● THE PROBLEM: Using the records below, filter out every line that lacks "text" and copy the rest.

◇ ◇ ◇

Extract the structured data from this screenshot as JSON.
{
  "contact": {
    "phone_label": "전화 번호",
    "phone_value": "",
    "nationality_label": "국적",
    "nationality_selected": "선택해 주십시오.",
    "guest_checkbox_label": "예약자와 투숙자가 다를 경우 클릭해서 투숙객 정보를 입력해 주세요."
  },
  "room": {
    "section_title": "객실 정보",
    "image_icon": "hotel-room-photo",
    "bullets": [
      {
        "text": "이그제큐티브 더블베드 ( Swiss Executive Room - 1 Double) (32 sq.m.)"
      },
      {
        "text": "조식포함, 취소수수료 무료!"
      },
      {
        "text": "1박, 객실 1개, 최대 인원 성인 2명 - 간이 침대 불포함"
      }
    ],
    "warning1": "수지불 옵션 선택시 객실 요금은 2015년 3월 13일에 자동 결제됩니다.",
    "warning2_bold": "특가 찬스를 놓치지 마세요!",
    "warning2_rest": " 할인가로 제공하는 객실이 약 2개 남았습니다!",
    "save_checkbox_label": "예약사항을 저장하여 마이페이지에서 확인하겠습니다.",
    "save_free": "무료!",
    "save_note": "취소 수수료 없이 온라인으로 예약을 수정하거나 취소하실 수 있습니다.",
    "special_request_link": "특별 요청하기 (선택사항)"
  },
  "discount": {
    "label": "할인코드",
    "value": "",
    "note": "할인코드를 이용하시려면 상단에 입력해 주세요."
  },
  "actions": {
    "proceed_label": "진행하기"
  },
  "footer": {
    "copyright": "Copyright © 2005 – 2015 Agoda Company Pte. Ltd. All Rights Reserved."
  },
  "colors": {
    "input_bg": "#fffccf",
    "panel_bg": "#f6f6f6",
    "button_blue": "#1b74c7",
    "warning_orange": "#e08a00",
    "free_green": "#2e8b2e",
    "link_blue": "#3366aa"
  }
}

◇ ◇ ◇

● OUTPUT OF THE TASK:
        "text": "이그제큐티브 더블베드 ( Swiss Executive Room - 1 Double) (32 sq.m.)"
        "text": "조식포함, 취소수수료 무료!"
        "text": "1박, 객실 1개, 최대 인원 성인 2명 - 간이 침대 불포함"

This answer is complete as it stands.